Picking up a few months after the end of Strangers, in which Chief Inspector George Bulman walked away from the job and left a nation in mourning, Bulman sees our hero turn private eye and opening up a London clock hospital.
The trappings of the job may be gone, but thankfully the gloves and love of poetry are still present and correct.
Joined by Lucy McGinty (Siobhan Redmond) and occasionally aided by ex-colleagues Jack Lambie (Mark McManus) and Derek Willis (Dennis Blanch), Bulman’s desire for a quiet life never quite materialises as the underworld and the British Secret Service, the latter in the shape of Dugdale (Thorley Walters), infringe upon his solitude.
Fans will recognise find healthy traces of Strangers in Bulman, particularly the blend of humour and drama which, in lesser hands, could derail an episode.
Murray Smith’s One of Our Pigeons is Missing, in which a tramp is found dead and Bulman must go undercover as a down and out, is a typical example, the bizarre idea that the Anglo-Soviet conflict hinges on a small area of London’s Docklands given a touch of pathos by Murray Melvin and Maggie Jones.
Throughout these 13 episodes we’re given a new spin on various well-worn police procedural themes, Bulman’s move away from the constraints of the law allowing for a new lease of life for the character. The series has a breezy air about it, helped no end by Henderson’s skill at knowing how read a line and Smith’s perfectly pitched scripts.
Redmond is undoubtedly the other star of the piece, even if McGinty’s credentials are never fully explored. Though one misstep of an episode seems to bin most of what we know of McGinty as she goes undercover for British Intelligence without question, the rest of the series offers up scripts which should be required reading for screenwriters today.

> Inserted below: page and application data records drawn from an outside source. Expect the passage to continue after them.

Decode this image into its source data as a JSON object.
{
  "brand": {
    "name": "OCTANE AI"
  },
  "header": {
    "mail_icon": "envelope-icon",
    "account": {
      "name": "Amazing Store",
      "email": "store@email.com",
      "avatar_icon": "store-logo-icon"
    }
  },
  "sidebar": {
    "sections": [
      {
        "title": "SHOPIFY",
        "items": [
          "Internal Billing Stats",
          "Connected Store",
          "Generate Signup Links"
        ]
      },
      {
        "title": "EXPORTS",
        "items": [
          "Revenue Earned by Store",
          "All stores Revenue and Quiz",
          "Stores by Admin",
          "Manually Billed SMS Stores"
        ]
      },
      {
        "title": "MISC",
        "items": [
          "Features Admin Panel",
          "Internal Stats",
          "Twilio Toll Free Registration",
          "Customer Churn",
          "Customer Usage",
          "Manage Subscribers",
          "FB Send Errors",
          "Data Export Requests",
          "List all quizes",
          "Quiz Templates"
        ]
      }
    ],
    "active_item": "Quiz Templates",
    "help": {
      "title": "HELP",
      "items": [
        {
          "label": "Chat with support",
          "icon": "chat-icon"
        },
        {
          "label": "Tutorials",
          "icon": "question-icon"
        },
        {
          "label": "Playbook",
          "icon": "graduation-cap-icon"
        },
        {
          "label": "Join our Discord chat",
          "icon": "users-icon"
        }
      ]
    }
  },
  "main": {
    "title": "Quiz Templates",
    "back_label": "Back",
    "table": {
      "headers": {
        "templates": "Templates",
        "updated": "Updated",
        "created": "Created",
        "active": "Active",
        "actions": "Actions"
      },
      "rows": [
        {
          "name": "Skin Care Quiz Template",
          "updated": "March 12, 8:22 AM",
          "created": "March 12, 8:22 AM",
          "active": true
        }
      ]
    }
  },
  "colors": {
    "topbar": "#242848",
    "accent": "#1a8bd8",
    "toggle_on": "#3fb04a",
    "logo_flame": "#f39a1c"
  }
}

By not shoehorning too much of Strangers into the programme – the odd appearance of Willis and Lambie is always a treat – and letting George K Bulman have the lion’s share of screen time, the series isn’t merely an opportunistic spin-off, but a fully fledged programme in its own right which should appeal to those unfamiliar with its predecessor.